Content starts

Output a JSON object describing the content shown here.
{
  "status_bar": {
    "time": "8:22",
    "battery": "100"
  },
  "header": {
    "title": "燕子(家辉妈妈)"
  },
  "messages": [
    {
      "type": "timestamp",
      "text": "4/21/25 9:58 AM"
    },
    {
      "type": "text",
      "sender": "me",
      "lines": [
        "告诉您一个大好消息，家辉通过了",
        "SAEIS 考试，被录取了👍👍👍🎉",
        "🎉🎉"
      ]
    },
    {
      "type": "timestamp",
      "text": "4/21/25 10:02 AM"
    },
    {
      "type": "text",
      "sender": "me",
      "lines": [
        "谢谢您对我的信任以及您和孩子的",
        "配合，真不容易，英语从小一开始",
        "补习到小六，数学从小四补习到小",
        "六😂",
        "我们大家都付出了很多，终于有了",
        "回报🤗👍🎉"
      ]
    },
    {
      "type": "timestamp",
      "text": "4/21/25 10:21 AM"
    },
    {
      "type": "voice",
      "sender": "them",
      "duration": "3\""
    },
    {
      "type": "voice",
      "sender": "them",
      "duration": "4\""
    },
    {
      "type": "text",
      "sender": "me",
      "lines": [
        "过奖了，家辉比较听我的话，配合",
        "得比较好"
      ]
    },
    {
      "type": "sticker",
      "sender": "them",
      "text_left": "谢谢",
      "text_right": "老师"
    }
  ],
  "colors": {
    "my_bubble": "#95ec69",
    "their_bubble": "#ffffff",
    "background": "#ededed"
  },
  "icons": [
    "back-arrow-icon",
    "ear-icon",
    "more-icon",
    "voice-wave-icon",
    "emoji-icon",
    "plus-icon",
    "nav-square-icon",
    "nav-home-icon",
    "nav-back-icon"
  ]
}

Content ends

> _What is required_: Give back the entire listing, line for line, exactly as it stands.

> _Exercise response_:
Output a JSON object describing the content shown here.
{
  "status_bar": {
    "time": "8:22",
    "battery": "100"
  },
  "header": {
    "title": "燕子(家辉妈妈)"
  },
  "messages": [
    {
      "type": "timestamp",
      "text": "4/21/25 9:58 AM"
    },
    {
      "type": "text",
      "sender": "me",
      "lines": [
        "告诉您一个大好消息，家辉通过了",
        "SAEIS 考试，被录取了👍👍👍🎉",
        "🎉🎉"
      ]
    },
    {
      "type": "timestamp",
      "text": "4/21/25 10:02 AM"
    },
    {
      "type": "text",
      "sender": "me",
      "lines": [
        "谢谢您对我的信任以及您和孩子的",
        "配合，真不容易，英语从小一开始",
        "补习到小六，数学从小四补习到小",
        "六😂",
        "我们大家都付出了很多，终于有了",
        "回报🤗👍🎉"
      ]
    },
    {
      "type": "timestamp",
      "text": "4/21/25 10:21 AM"
    },
    {
      "type": "voice",
      "sender": "them",
      "duration": "3\""
    },
    {
      "type": "voice",
      "sender": "them",
      "duration": "4\""
    },
    {
      "type": "text",
      "sender": "me",
      "lines": [
        "过奖了，家辉比较听我的话，配合",
        "得比较好"
      ]
    },
    {
      "type": "sticker",
      "sender": "them",
      "text_left": "谢谢",
      "text_right": "老师"
    }
  ],
  "colors": {
    "my_bubble": "#95ec69",
    "their_bubble": "#ffffff",
    "background": "#ededed"
  },
  "icons": [
    "back-arrow-icon",
    "ear-icon",
    "more-icon",
    "voice-wave-icon",
    "emoji-icon",
    "plus-icon",
    "nav-square-icon",
    "nav-home-icon",
    "nav-back-icon"
  ]
}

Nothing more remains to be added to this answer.